I'm no cheerleader of doom, but the sooner the market presses the off button on this spinning wheel of death that is the "reporting" of real estate market "news" and ends it, the better.

There are no winners in this situation, just a bunch of losers, and I fear the whole sh&tshow can be traced right back to the consumers who just buy anyway--well, at least they used to buy the news when it was news, now, not even the advertisers are willing to pay for the paper.

I've given credit where credit is due in the past, but not this week. CanWest, TorStar, G&M (even though you're private) and CBC (even though you cost me money), you deserve to get hammered by the market. Someone please, end the spinning wheel of death, and soon.

Thursday, July 2, 2009

June stats

The sales continue. Here's the unofficial stats, press release is out:

New Sales: 946
New listings: 1436
Total active listings at June 30th: 3794
Sales to new listings ratio: 66%
Sales to active listings ratio: 25% or 4 months of inventory.

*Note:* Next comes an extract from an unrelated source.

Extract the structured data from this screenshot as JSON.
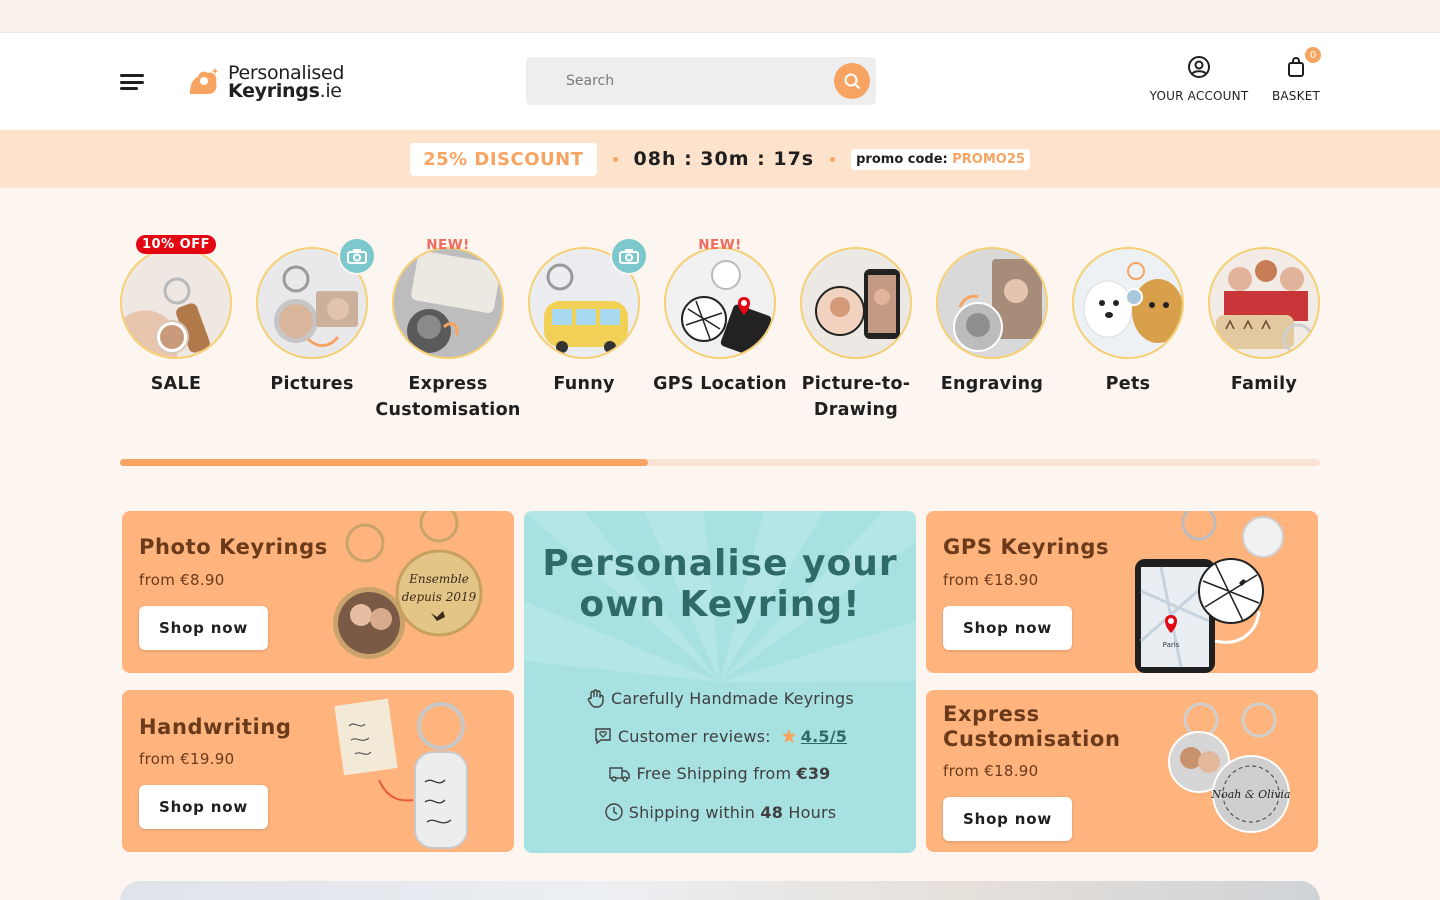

H/T to Tim Ayres on Twitter for the numbers.

Last month's numbers:

New sales: 879
New listings: 1362
Total active listings: 3789

Sales up, new listings up, total listings up. Clearly Victoria is in an overall SELLER'S market being driven by the low-end and move-up buyers.
The average price for single family homes sold in Greater Victoria last month was $588,186, up from $573,442 in May. The median price also rose to $529,900. The six-month average was $559,827. The overall average price for condominiums was $298,200 month, down slightly from $306,971 in May. The average for the last six months was $294,725. The median price for condominiums in June was $275,000. The average price of all townhomes sold last month was $413,218, up from $400,788 in May. The median price remained unchanged at $375,000. The six month average was $401,829.
Prices aren't going up, 26 properties over $1 Million drove the average higher. Consumers keep preferring SFH's over condos and townhouses:
MLS® sales last month included 539 single family homes, 242 condominiums, 104 townhomes and 18 manufactured homes.